Distillation Distillation is used to remove impurities from a mixture – one component of which must be a liquid. Boiling points are utilized in determining the identity of the unknowns. Types of distillation include
Aim The purpose of this experiment was to use fractional distillation technique to separate cyclohexane and toluene. Background Information Distillation is a technique which is used for separating two or more volatile products based on differences in their boiling points. Distillation can be used to separate a volatile solvent from a non-volatile product and separate a volatile product from non-volatile impurities. Simple distillation consists of a round-bottom flask, a distilling head, a condenser, an adapter and a receiver which are used to separate compounds where one is considerably more volatile than the other compound. This distillation is performed in one step.
Membrane separation technologies are among the most promising processes in water purification regarding their low energy consumptions. Membrane distillation (MD) is a thermally driven separation process in which liquid feed is evaporated at the feed/membrane interface and is transported through a hydrophobic microporous membrane[1–4]. The hydrophobic character of the membrane allows only volatile components to enter the pores. The differences of the vapour pressures across the membrane is the driving force of the process[5,6]. In comparison with other conventional technologies, membrane distillation benefits from low operational temperature and pressure and therefore low energy requirements.

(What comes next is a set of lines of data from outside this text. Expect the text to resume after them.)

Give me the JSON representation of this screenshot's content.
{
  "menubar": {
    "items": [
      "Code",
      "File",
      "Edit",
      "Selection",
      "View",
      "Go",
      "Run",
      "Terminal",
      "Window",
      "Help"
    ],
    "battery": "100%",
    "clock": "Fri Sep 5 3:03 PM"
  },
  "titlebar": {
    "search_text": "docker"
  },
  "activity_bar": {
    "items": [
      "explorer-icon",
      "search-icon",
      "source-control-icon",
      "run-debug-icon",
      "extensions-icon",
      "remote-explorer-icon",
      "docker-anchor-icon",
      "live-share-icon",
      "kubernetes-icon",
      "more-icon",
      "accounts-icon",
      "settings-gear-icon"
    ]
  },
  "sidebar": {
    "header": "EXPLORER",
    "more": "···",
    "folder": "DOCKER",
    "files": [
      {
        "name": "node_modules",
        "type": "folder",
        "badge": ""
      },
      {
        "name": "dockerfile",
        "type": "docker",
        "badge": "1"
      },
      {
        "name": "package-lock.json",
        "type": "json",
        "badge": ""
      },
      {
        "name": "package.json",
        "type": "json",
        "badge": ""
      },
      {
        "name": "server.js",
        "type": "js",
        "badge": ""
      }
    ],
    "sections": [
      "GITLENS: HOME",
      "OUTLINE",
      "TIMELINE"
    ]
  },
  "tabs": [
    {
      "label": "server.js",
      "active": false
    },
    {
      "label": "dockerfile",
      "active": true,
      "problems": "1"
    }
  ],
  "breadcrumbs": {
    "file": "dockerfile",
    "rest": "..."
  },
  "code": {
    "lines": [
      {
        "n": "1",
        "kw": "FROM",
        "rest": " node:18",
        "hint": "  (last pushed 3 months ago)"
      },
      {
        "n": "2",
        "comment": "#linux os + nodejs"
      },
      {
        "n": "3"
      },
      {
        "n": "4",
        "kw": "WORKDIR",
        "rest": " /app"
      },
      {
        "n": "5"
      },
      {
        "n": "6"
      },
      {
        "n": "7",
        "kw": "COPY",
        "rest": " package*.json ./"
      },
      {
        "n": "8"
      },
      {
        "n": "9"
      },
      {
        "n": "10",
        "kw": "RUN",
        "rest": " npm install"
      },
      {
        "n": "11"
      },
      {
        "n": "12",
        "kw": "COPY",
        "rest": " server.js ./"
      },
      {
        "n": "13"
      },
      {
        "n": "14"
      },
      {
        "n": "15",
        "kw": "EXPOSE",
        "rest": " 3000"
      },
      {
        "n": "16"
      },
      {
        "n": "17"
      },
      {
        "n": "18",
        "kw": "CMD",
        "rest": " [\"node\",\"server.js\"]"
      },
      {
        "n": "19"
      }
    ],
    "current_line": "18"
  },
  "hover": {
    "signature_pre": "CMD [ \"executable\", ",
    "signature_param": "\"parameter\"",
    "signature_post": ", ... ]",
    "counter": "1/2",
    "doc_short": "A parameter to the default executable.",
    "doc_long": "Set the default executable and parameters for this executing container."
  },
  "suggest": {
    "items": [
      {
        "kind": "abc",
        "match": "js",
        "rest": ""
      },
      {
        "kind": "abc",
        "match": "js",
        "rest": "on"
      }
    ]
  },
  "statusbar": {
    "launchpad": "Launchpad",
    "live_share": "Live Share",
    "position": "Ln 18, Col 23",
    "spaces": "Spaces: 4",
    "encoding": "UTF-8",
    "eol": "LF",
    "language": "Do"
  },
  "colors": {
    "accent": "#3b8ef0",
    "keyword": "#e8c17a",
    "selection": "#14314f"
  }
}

Reverse osmosis (RO) is the leading desalination technology around the globe and is used to remove different types of ions, molecules and larger particles from solvents (e.g. water). In the standard osmosis process, a solvent naturally moves from an area of low solute concentration, through a semipermeable membrane, to an area of high solute concentration. By equalizing the solute concentrations on each side of the membrane, an osmotic pressure is created. In order to obtain clean water, a pressure is applied, in order to overcome the osmotic pressure, by pressing water (contaminated with metals) against the surface of a membrane, causing pure water (solvent) to move through the membrane, leaving behind the metal salts (solute).
Though it it isn’t super expensive it is an ongoing maintenance item. There are 3 possible conditions in re guards to a cells water concentration relative to it’s environment: 1. Healthy animal cells exist within an isotonic environment 2. Healthy plant cells exist with a hypotonic environment The biological importance of osmosis is that it facilitates the distribution essential nutrients in the body and the excretion of metabolic waste ptoduts. Cells have semipermeable membranes, and osmosis makes it possible for liquid solvents to pass through these cell membranes.
Methods of purification – Reflux and Distillation There are many ways of purification however reflux and distillation are two widely used methods. Having a similar apparatus makes it simple and easy to use both methods together. Heating under reflux allows a reaction mixture to be heated for a set amount of time without loss of products, reactants or solvent. Distillation is done to refine or isolate the substances from each other. When preparing an ester (an organic compound) the reactants are heated together under reflux so any material that evaporates is condensed and returned to the mixture.
Not only does it allow molecules to enter cells, but also removes waste products. Osmosis is the diffusion of water. This means that osmosis refers specifically to the movement of water across a semi-permeable membrane down a water concentration gradient. Therefore, completing this experiment will allow us to come to a conclusion as to how much a solute concentration gradient affects osmosis across semi-permeable membranes, and how we can apply what we have learnt to the world surrounding us. Relation to Semi-Permeable Membranes within the Context of our Experiment: In this experiment, we will explore the specific movement of
• When there was about 2-5 mL of mixture left in the flask, the vapour was no longer able to make it to the condenser and it would fall back into the flask. The distillations were stopped after this point as minimal liquid was being collected in the